The Standard’s news roundup gives you a quick hit of interesting, sometimes irreverent, and breaking news stories from all over the state.
Last week, the U.S. Department of Veterans Affairs publicly released its opioid prescription rates across all of its hospitals. It’s the first hospital system in the US to do so.
According to the VA, narcotic painkiller prescriptions from their doctors are down nationwide 41 percent from five years ago. El Paso was the most improved facility in the country, with a 66 percent decrease in prescribing rates.
The agency has faced scrutiny in recent years from lawmakers over its role in the over-prescription of addictive painkillers to veterans.
In 2014, the VA launched its Opioid Safety Initiative to address that problem.
There’s been a growing debate in recent years about when kids should start school in the morning. Research suggests that school times for adolescents – middle and high schoolers – should begin later in the morning to give students adequate time to sleep.
Houston Public Media’s Brien Straw reports that all Houston ISD schools will now have later start times for older students:
Elementary kids will all start school at 7:30 each morning and end their school day at 2:50. For middle and high school children, the day will start at 8:30, and end at 3:50.
According to HISD Chief Operating Officer Brian Busby, that’s a huge change from the current schedule.
“Having 67 different start times, which are the most in the state, and right up there with top in the nation, it’s a little hard to be efficient,” Busby said.
HISD principals used to choose when their schools started and ended classes, but with the change Busby says the district will save a lot of money by streamlining bus schedules.
In December Houston Public Media’s Laura Isensee spoke with UT Medical Branch Doctor Sara Nowakowski, who says early classes aren’t good for teenagers.
“Empirical studies show it impacts academic performance. It will impact athletic performance,” Nowakowski said.
Busby says HISD was aware of the studies, but says it was the vote of 17,000 respondents to an online survey that ultimately swayed their decision.
The new schedule begins with the 2018-19 school year.
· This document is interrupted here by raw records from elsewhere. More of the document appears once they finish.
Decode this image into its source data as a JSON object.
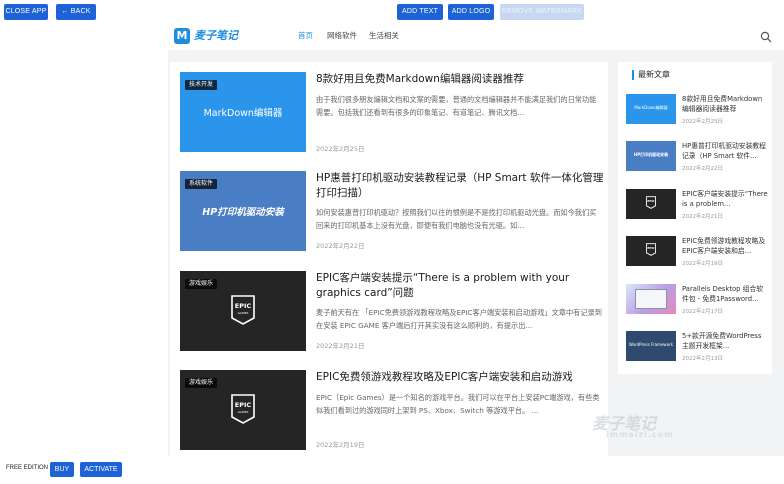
{
  "toolbar": {
    "close_app": "CLOSE APP",
    "back": "BACK",
    "add_text": "ADD TEXT",
    "add_logo": "ADD LOGO",
    "remove_watermark": "REMOVE WATERMARK"
  },
  "site": {
    "logo_letter": "M",
    "logo_text": "麦子笔记",
    "nav": [
      "首页",
      "网络软件",
      "生活相关"
    ]
  },
  "articles": [
    {
      "tag": "技术开发",
      "thumb_text": "MarkDown编辑器",
      "title": "8款好用且免费Markdown编辑器阅读器推荐",
      "excerpt": "由于我们很多朋友编辑文档和文案的需要，普通的文档编辑器并不能满足我们的日常功能需要。包括我们还看到有很多的印象笔记、有道笔记、腾讯文档...",
      "date": "2022年2月25日"
    },
    {
      "tag": "系统软件",
      "thumb_text": "HP打印机驱动安装",
      "title": "HP惠普打印机驱动安装教程记录（HP Smart 软件一体化管理打印扫描）",
      "excerpt": "如何安装惠普打印机驱动？按照我们以往的惯例是不是找打印机驱动光盘。而如今我们买回来的打印机基本上没有光盘，即便有我们电脑也没有光驱。如...",
      "date": "2022年2月22日"
    },
    {
      "tag": "游戏娱乐",
      "thumb_text": "EPIC GAMES",
      "title": "EPIC客户端安装提示“There is a problem with your graphics card”问题",
      "excerpt": "麦子前天有在 「EPIC免费领游戏教程攻略及EPIC客户端安装和启动游戏」文章中有记录到在安装 EPIC GAME 客户端后打开其实没有这么顺利的，有提示出...",
      "date": "2022年2月21日"
    },
    {
      "tag": "游戏娱乐",
      "thumb_text": "EPIC GAMES",
      "title": "EPIC免费领游戏教程攻略及EPIC客户端安装和启动游戏",
      "excerpt": "EPIC（Epic Games）是一个知名的游戏平台。我们可以在平台上安装PC端游戏，有些类似我们看到过的游戏同时上架到 PS、Xbox、Switch 等游戏平台。 ...",
      "date": "2022年2月19日"
    }
  ],
  "sidebar": {
    "heading": "最新文章",
    "items": [
      {
        "thumb_text": "MarkDown编辑器",
        "title": "8款好用且免费Markdown编辑器阅读器推荐",
        "date": "2022年2月25日"
      },
      {
        "thumb_text": "HP打印机驱动安装",
        "title": "HP惠普打印机驱动安装教程记录（HP Smart 软件...",
        "date": "2022年2月22日"
      },
      {
        "thumb_text": "EPIC GAMES",
        "title": "EPIC客户端安装提示“There is a problem...",
        "date": "2022年2月21日"
      },
      {
        "thumb_text": "EPIC GAMES",
        "title": "EPIC免费领游戏教程攻略及EPIC客户端安装和启...",
        "date": "2022年2月19日"
      },
      {
        "thumb_text": "",
        "title": "Parallels Desktop 组合软件包 - 免费1Password...",
        "date": "2022年2月17日"
      },
      {
        "thumb_text": "WordPress Framework",
        "title": "5+款开源免费WordPress主题开发框架...",
        "date": "2022年2月13日"
      }
    ]
  },
  "watermark": {
    "big": "麦子笔记",
    "small": "immaizi.com"
  },
  "bottom": {
    "edition": "FREE EDITION",
    "buy": "BUY",
    "activate": "ACTIVATE"
  },
  "colors": {
    "primary_button": "#1e63d6",
    "brand": "#1e8fe0"
  }
}
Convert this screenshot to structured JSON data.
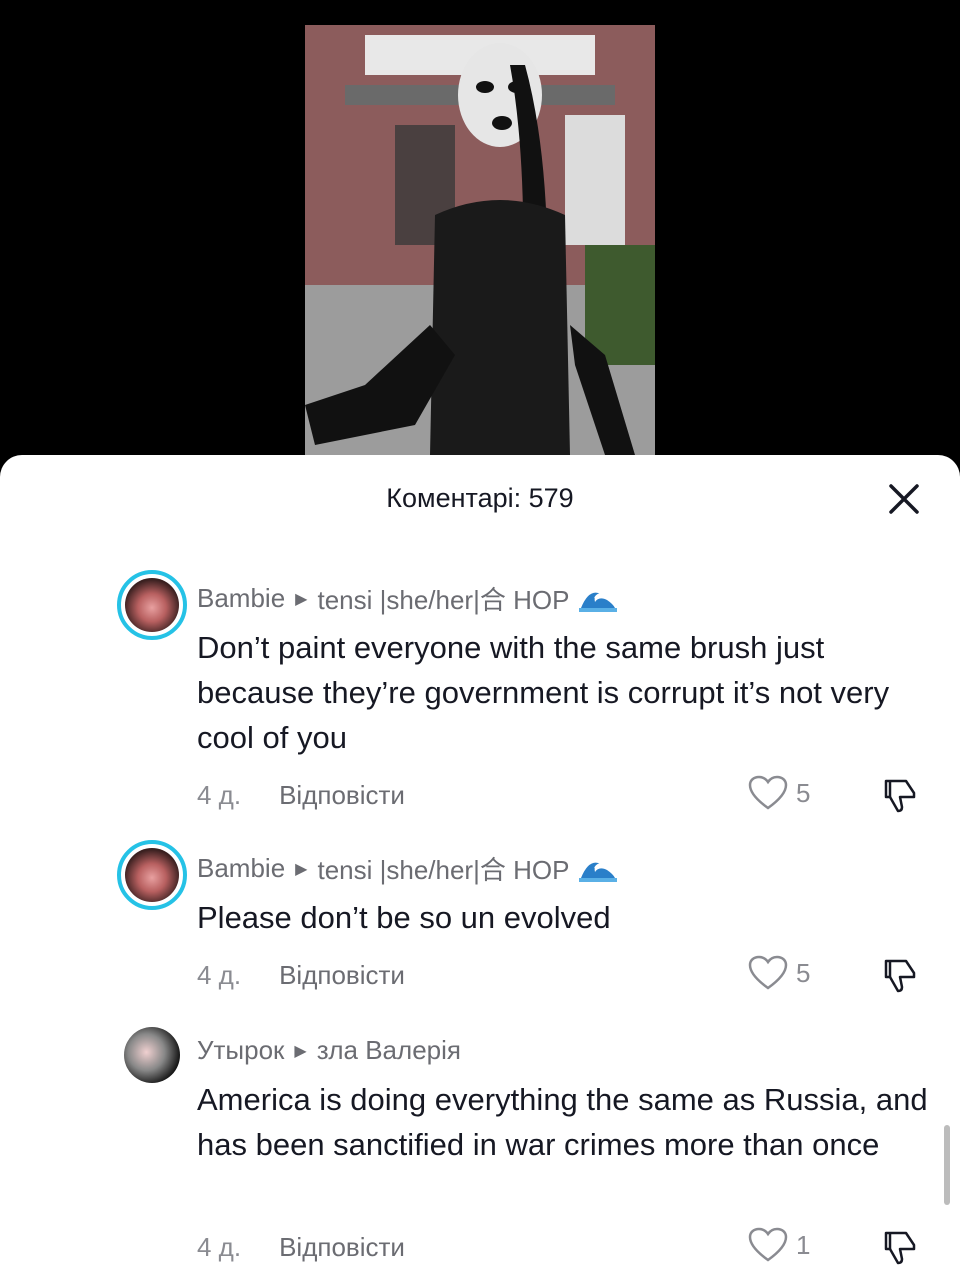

Monday, cities across the nation will hold parades and celebrations to honor civil rights leader Martin Luther King, Jr. But in one Texas city, MLK Day festivities won’t be happening as planned.
Organizers of the Toyota North Texas Martin Luther King Jr. Day parade in Arlington faced controversy last week for planning to include Texas Gov. Greg Abbott in the celebration. He had been named the honorary grand marshal.
The Arlington NAACP chapter decried the decision, saying that the governor “has done more to damage and undermine African-American and Latino civil and voter rights, than any other modern day Texas governor.”
Since then, the parade has been called off.
The NAACP chapter is calling it a victory, But, city officials say it wasn’t about the protests at all.
“This had absolutely nothing to do with any of the controversy or f that matter anything dealing with Governor Abbot.. the reason is that the permits were not fulfilled,” said Arlington spokesperson Jay Warren, speaking to the Dallas- Fort Worth CBS affiliate.
The event’s organizer also told the station that there had been a budget shortfall of about 60 thousand dollars.